A complete answer includes every line below with the word "system".

● Records contained in a dataset:
····················
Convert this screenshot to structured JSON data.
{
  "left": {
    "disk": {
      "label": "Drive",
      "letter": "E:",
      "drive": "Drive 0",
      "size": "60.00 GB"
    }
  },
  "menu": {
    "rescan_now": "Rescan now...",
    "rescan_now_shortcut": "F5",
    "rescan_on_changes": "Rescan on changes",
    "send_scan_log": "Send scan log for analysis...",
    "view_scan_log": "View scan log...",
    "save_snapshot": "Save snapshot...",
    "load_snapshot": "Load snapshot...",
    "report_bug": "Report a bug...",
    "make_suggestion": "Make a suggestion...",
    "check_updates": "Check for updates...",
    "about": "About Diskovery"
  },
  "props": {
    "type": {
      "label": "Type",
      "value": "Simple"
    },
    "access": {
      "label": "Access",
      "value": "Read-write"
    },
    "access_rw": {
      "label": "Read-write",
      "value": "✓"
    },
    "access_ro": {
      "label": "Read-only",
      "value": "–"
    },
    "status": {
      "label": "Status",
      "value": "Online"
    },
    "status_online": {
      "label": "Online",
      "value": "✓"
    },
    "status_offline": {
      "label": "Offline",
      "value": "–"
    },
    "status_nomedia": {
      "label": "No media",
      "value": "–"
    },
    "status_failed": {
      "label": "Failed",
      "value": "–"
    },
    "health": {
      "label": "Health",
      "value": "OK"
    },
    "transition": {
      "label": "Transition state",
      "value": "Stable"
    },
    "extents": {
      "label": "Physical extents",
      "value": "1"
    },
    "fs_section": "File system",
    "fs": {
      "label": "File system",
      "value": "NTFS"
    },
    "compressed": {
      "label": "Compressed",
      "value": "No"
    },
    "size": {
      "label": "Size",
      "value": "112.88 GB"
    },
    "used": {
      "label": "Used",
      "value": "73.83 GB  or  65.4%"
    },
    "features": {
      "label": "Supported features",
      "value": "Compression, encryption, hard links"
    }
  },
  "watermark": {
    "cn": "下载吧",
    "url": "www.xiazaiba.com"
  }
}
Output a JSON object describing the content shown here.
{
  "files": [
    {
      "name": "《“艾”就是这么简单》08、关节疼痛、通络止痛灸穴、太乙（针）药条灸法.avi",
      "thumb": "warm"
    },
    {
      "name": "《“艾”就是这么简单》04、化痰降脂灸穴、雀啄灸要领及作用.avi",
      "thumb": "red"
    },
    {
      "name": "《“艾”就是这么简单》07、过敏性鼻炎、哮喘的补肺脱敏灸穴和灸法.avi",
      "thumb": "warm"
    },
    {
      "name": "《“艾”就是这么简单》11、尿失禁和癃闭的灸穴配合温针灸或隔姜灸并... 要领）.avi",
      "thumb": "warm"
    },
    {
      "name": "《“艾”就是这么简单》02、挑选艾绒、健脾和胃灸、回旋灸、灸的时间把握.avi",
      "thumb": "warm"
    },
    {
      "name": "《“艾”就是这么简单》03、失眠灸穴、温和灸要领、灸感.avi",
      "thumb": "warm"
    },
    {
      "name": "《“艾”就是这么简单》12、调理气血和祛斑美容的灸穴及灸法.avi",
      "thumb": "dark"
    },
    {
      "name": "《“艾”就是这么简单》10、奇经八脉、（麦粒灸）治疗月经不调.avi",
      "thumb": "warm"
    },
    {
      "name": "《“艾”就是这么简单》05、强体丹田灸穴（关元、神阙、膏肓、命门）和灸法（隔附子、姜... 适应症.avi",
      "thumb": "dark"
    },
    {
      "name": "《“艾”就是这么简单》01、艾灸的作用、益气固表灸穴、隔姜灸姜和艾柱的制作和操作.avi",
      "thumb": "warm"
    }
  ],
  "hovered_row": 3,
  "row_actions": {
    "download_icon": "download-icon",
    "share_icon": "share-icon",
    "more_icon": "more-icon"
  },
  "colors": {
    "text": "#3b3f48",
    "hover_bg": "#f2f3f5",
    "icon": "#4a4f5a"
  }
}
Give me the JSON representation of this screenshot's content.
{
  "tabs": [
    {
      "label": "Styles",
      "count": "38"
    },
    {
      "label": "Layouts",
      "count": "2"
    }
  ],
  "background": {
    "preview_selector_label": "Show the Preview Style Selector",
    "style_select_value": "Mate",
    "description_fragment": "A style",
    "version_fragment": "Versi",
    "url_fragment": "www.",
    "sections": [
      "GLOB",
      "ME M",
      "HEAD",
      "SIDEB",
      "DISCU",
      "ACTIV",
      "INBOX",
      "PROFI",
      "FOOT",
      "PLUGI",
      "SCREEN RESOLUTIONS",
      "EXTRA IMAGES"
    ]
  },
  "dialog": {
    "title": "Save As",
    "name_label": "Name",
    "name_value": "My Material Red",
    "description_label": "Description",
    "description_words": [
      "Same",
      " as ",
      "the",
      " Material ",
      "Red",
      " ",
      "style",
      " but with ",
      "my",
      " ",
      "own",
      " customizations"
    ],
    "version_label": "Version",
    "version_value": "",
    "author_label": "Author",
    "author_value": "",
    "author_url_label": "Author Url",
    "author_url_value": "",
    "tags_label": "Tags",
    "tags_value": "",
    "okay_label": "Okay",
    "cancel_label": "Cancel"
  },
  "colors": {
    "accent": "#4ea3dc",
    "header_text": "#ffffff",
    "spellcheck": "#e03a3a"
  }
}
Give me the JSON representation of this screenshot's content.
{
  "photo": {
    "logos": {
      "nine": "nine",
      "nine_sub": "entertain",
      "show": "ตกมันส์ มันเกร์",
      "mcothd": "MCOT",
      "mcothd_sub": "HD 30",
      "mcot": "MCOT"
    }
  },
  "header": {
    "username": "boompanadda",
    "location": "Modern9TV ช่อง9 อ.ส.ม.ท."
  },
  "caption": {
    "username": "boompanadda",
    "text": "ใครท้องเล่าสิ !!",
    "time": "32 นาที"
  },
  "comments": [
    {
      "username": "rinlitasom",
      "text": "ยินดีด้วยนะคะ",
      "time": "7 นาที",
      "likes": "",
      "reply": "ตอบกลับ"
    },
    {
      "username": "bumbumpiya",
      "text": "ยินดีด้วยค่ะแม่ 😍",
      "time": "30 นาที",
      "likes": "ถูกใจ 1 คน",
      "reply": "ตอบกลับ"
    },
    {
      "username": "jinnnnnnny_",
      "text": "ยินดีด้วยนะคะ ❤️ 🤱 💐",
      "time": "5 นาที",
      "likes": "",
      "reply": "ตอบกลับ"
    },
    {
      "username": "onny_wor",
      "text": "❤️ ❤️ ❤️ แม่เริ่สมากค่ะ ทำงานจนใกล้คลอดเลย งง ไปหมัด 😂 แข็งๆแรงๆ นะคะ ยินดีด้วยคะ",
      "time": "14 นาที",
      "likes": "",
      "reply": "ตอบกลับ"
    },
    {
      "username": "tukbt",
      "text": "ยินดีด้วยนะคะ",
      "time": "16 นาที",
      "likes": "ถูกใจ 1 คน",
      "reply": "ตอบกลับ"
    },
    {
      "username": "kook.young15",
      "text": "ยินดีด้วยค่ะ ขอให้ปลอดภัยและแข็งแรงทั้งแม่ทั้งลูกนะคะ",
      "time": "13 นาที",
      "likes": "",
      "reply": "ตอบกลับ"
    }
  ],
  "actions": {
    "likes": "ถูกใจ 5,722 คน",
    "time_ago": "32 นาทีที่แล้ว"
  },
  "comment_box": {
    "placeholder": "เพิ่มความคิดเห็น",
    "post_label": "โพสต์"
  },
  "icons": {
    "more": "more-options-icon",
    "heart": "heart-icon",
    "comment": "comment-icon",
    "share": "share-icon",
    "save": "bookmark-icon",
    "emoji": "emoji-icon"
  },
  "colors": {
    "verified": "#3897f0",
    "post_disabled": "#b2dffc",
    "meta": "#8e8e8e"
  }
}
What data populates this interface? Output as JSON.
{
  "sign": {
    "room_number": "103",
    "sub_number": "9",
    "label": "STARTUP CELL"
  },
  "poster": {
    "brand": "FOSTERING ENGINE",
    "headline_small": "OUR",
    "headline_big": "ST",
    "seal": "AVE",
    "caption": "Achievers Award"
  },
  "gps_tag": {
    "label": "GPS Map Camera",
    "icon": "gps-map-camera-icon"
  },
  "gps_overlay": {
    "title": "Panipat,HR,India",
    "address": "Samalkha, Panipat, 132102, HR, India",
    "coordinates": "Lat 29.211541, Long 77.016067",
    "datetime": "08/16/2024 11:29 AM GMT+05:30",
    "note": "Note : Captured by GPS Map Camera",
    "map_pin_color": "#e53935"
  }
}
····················
● Finished task:
    "fs_section": "File system",
      "label": "File system",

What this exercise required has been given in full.